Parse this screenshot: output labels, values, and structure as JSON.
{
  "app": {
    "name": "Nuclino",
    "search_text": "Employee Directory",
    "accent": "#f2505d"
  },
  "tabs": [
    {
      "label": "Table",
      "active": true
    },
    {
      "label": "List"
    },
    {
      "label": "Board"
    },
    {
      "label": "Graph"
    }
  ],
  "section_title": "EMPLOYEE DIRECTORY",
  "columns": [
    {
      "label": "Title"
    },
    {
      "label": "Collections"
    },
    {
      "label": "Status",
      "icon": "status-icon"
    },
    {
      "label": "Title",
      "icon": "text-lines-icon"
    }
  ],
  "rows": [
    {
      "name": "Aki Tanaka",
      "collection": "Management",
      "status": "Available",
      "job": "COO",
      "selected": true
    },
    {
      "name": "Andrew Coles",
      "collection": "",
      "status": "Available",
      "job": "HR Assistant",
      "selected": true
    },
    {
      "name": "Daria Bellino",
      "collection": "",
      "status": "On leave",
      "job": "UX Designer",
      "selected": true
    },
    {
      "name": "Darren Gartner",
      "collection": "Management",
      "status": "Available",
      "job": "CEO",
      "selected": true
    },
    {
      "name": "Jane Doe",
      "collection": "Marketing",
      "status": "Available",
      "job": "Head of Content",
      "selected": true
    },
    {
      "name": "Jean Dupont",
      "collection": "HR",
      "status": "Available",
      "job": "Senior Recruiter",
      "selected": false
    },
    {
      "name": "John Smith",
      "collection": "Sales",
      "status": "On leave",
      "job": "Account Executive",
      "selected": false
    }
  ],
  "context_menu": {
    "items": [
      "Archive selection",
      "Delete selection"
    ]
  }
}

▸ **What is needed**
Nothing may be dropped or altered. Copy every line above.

▸ **Response to this exercise**
Parse this screenshot: output labels, values, and structure as JSON.
{
  "app": {
    "name": "Nuclino",
    "search_text": "Employee Directory",
    "accent": "#f2505d"
  },
  "tabs": [
    {
      "label": "Table",
      "active": true
    },
    {
      "label": "List"
    },
    {
      "label": "Board"
    },
    {
      "label": "Graph"
    }
  ],
  "section_title": "EMPLOYEE DIRECTORY",
  "columns": [
    {
      "label": "Title"
    },
    {
      "label": "Collections"
    },
    {
      "label": "Status",
      "icon": "status-icon"
    },
    {
      "label": "Title",
      "icon": "text-lines-icon"
    }
  ],
  "rows": [
    {
      "name": "Aki Tanaka",
      "collection": "Management",
      "status": "Available",
      "job": "COO",
      "selected": true
    },
    {
      "name": "Andrew Coles",
      "collection": "",
      "status": "Available",
      "job": "HR Assistant",
      "selected": true
    },
    {
      "name": "Daria Bellino",
      "collection": "",
      "status": "On leave",
      "job": "UX Designer",
      "selected": true
    },
    {
      "name": "Darren Gartner",
      "collection": "Management",
      "status": "Available",
      "job": "CEO",
      "selected": true
    },
    {
      "name": "Jane Doe",
      "collection": "Marketing",
      "status": "Available",
      "job": "Head of Content",
      "selected": true
    },
    {
      "name": "Jean Dupont",
      "collection": "HR",
      "status": "Available",
      "job": "Senior Recruiter",
      "selected": false
    },
    {
      "name": "John Smith",
      "collection": "Sales",
      "status": "On leave",
      "job": "Account Executive",
      "selected": false
    }
  ],
  "context_menu": {
    "items": [
      "Archive selection",
      "Delete selection"
    ]
  }
}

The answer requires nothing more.